Cardinal. The thud of a bird hitting a window is something many Canadian home owners experience. (Credit: © Chris Hill / Fotolia)
The U of A students estimate a staggering 22 million birds a year die from colliding with windows of homes across the country.
The research was done in Edmonton and surrounding area using evidence gathered from more than 1,700 homeowners. Homeowners were recruited to become citizen scientists for the study. The citizen scientists were required to complete an online survey where they were asked to recall fatal bird hits over the previous year.
Bayne and his team processed the Edmonton data and concluded that with approximately 300,000 homes in the study area the death toll for birds from window strikes might reach 180,000 per year.
The researchers applied that figure to national housing statistics and arrived at the 22 million figure for bird vs. window fatalities. Bayne says that many people recalled bird strikes at their homes, but there was little awareness that residential window deaths might affect bird populations.
The main factors influencing the frequency of bird -- window collisions were the age of the trees in the yard and whether or not people fed birds.
"In many cases people who go out of their way to help birds by putting up feeders and bird friendly plants are unwittingly contributing to the problem," said Bayne.
One tip the researchers have for the safer placement of a bird feeder concerns its distance from the house. Bayne says the safety factor has to do with a bird's flying speed. As with car crashes; speed kills.
"A feeder three to four metres from a window is bad because the bird has space to pickup lots of speed as it leaves the feeder," said Bayne.
Fast-flying birds like sparrows and chickadees and aggressive birds like robins are apt to collide with windows placed too close to free food.

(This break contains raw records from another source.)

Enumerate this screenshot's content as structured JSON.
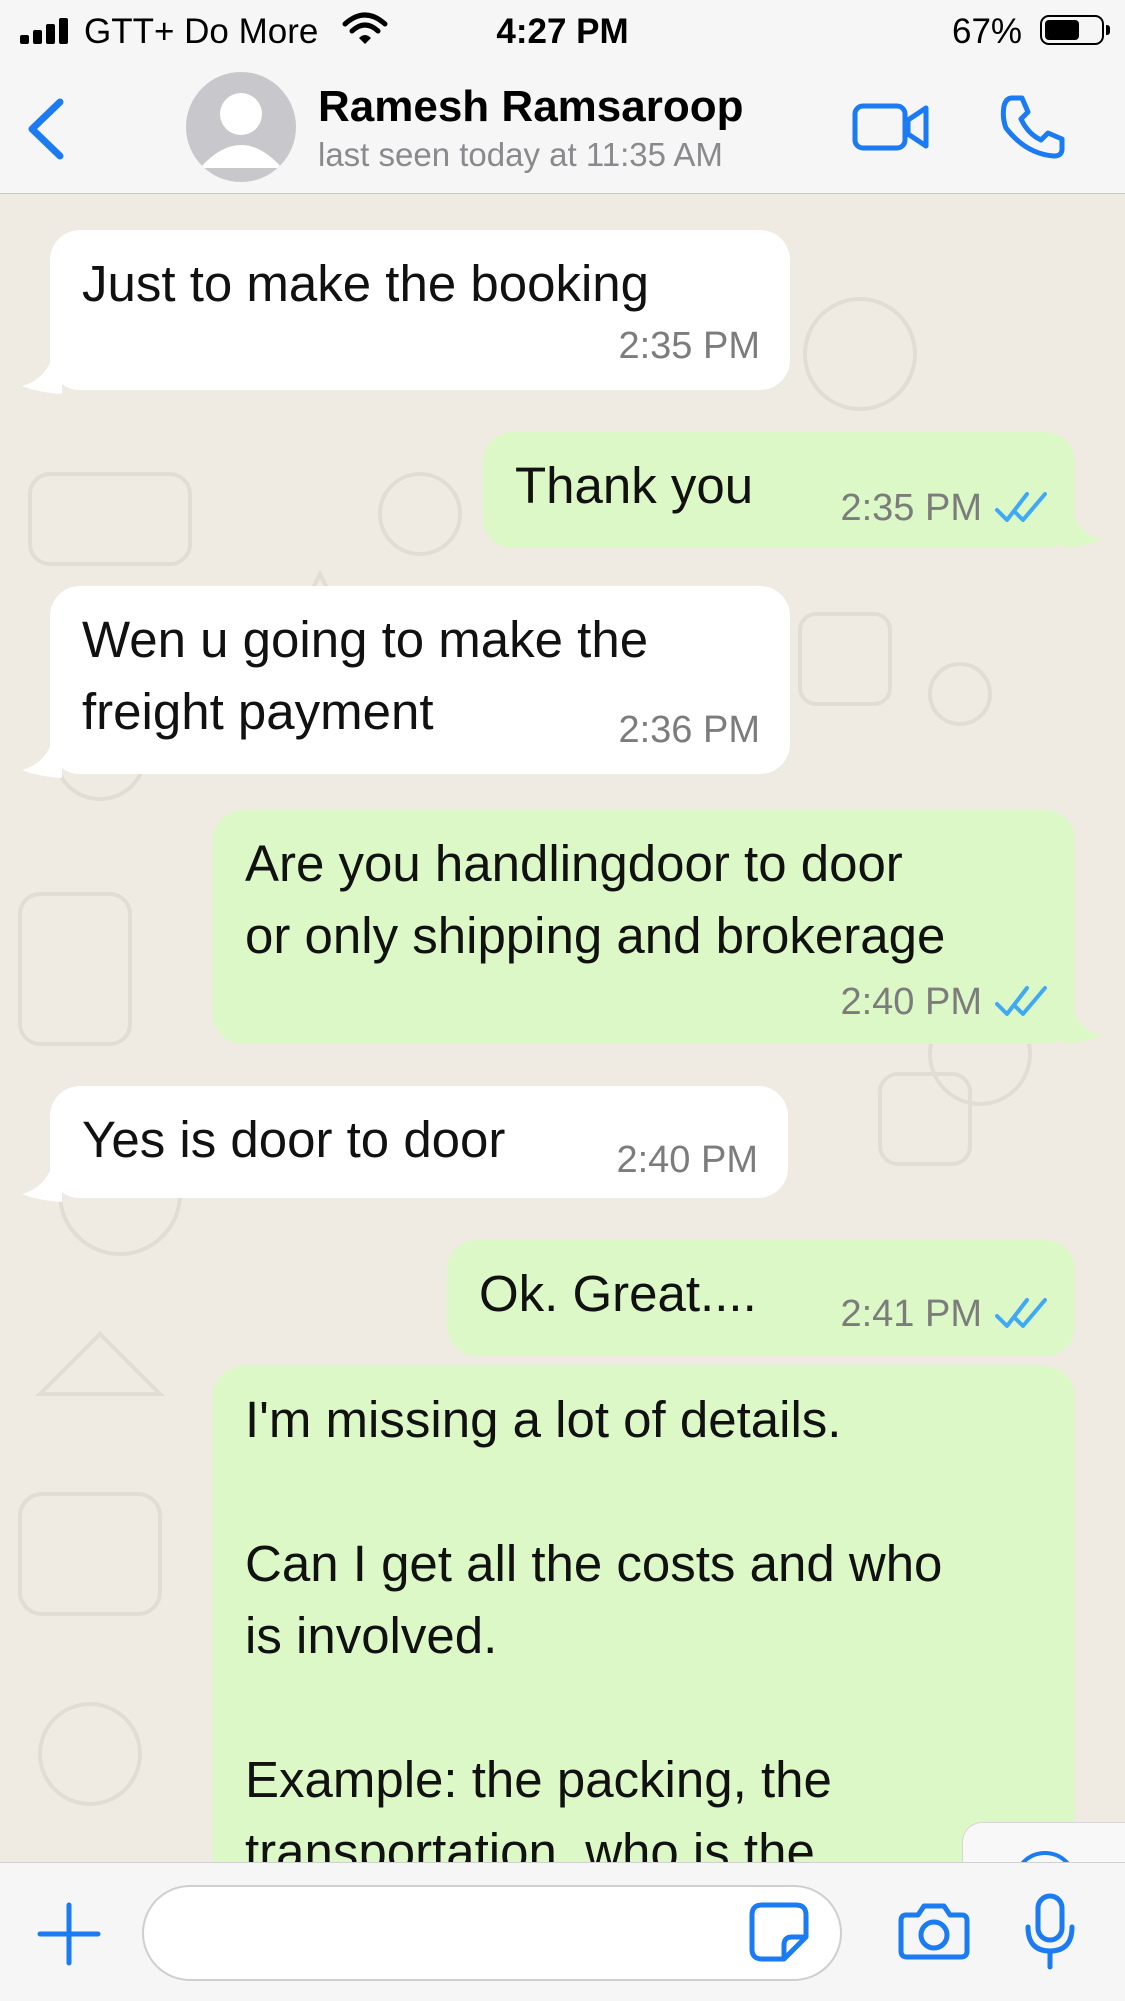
{
  "status_bar": {
    "carrier": "GTT+ Do More",
    "time": "4:27 PM",
    "battery_percent": "67%",
    "battery_level": 0.67
  },
  "header": {
    "contact_name": "Ramesh Ramsaroop",
    "last_seen": "last seen today at 11:35 AM",
    "icons": [
      "chevron-left-icon",
      "avatar-placeholder-icon",
      "video-camera-icon",
      "phone-icon"
    ]
  },
  "messages": [
    {
      "direction": "in",
      "text": "Just to make the booking",
      "time": "2:35 PM"
    },
    {
      "direction": "out",
      "text": "Thank you",
      "time": "2:35 PM",
      "status": "read"
    },
    {
      "direction": "in",
      "text": "Wen u going to make the\nfreight payment",
      "time": "2:36 PM"
    },
    {
      "direction": "out",
      "text": "Are you handlingdoor to door\nor only shipping and brokerage",
      "time": "2:40 PM",
      "status": "read"
    },
    {
      "direction": "in",
      "text": "Yes is door to door",
      "time": "2:40 PM"
    },
    {
      "direction": "out",
      "text": "Ok. Great....",
      "time": "2:41 PM",
      "status": "read"
    },
    {
      "direction": "out",
      "text": "I'm missing a lot of details.\n\nCan I get all the costs and who\nis involved.\n\nExample: the packing, the\ntransportation, who is the",
      "time": "",
      "status": ""
    }
  ],
  "input_bar": {
    "placeholder": "",
    "icons": [
      "plus-icon",
      "sticker-icon",
      "camera-icon",
      "microphone-icon"
    ]
  },
  "scroll_button": {
    "icon": "chevron-down-circle-icon"
  },
  "colors": {
    "accent": "#1a7bf2",
    "incoming_bubble": "#ffffff",
    "outgoing_bubble": "#dcf8c6",
    "read_ticks": "#3fa9f5",
    "wallpaper": "#efeae2"
  }
}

Placing the feeder either closer or much further are options.
Researchers believe many window collisions are caused by in-flight mistakes. "It's called a panic flight; a bird startled by a cat or competing with other birds at the feeder may suddenly take flight and doesn't recognize the window as a hazard" said Bayne.
The research was published in the journal Wildlife Research.